“The $251,000 that the town of Chincoteague is getting — every single cent of that is going to go to a business or a waterman. The county is keeping back approximately $1 million to work on some of their pet projects that they feel that they need to do,” said Councilwoman Denise Bowden, adding, “…I just find it totally a slap in the face to businesses out there that could use this money during this time and that they have decided to keep a million bucks to themselves to work on their projects.”

Chincoteague has more than 1,200 business license holders, but around 650 are individual rental home license holders, who are not eligible. That still leaves hundreds of eligible business license holders.

“We’re not going to be able to please everybody,” said Mayor J. Arthur Leonard.

Leonard appointed council members Chris Bott and Bowden to a committee being established to review applications, which likely will include additional members.

Broadband Update

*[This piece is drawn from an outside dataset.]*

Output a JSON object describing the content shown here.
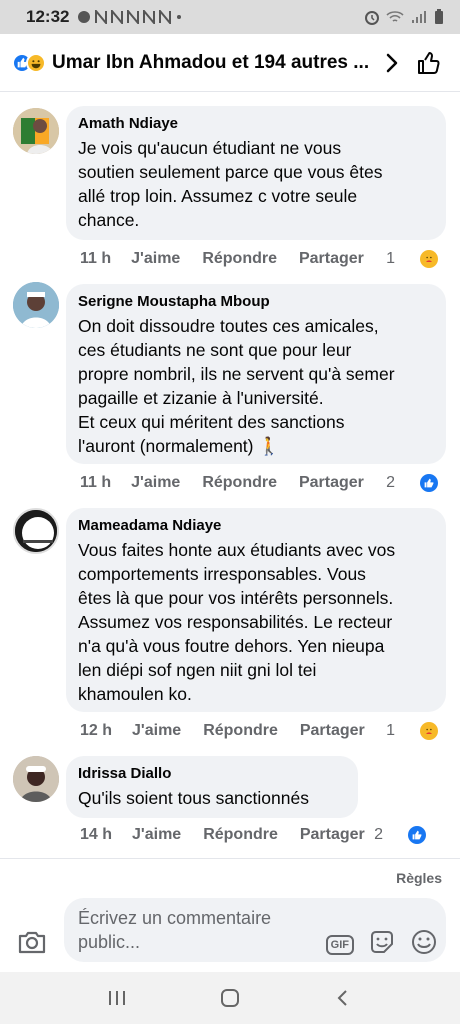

Robert Bridgham, Eastern Shore of Virginia Broadband Authority executive director, updated the town council about recent developments, including expansion of the fiber-to-the-home initiative.

The authority is similar to a public utility and owns, operates, and maintains an open access network.

Rates for its fiber-to-the-home service range from $40 to $176 per month, depending on bandwidth and length of contract.

The authority embarked on its fiber-to-the-home project in September 2016 and in 2018 announced its intention to expand the residential service to an additional 11,000 homes in a project funded in part by a $4 million loan.

“For years we held back from doing it…but we had meeting after meeting where we got a lot of feedback that we needed to do this,” Bridgham said of the service.

Service on Chincoteague is set to expand, according to Bridgham.

“Essentially, we are trying to get our main backbone as close to every neighborhood here on the island as possible,” he said.

A slide of the Eastern Shore Broadband Authority’s proposed Chincoteague broadband fiber network is displayed during the Chincoteague Town Council workshop on Thursday, July 16. Photo by Carol Vaughn.

Smith Street Property

The council tabled action on spending $30,000 for the next phase of an improvement project to property on Smith Street — which is to pave and make other improvements to the parking lot.

An individual has offered to donate half the $60,000 cost to pave the lot, Tolbert said.

The property was given to the town in December 2018, with certain conditions and a schedule for its improvement.

Plans include creating parking, paving the remainder of Smith Street extended, creating an athletic field, and installing playground equipment and a picnic area, among other improvements.

Tolbert told the council the town to date has spent $92,000 on the project, including for engineering, design, permitting, site work, and other costs.

Remaining in this year’s budget for the project is $50,000.

“Everyone here knows our current situation and what we are facing,” revenue-wise, due to the COVID-19 pandemic, Tolbert said, adding, “We are trying to be as fiscally responsible as we can be.”

He asked the council whether they wanted to pursue the next phase of the project at this time.

“Right now, I think that we need to back up a couple of inches here and see what’s going to happen the rest of the summer,” Bowden said.

McComb asked Tolbert to consult with the Accomack-Northampton Planning District Commission about the possibility of finding a $30,000 grant to help pay for the parking lot.







Previous articleBrittany Ann Fisher
Next articleArthur Paul Grothouse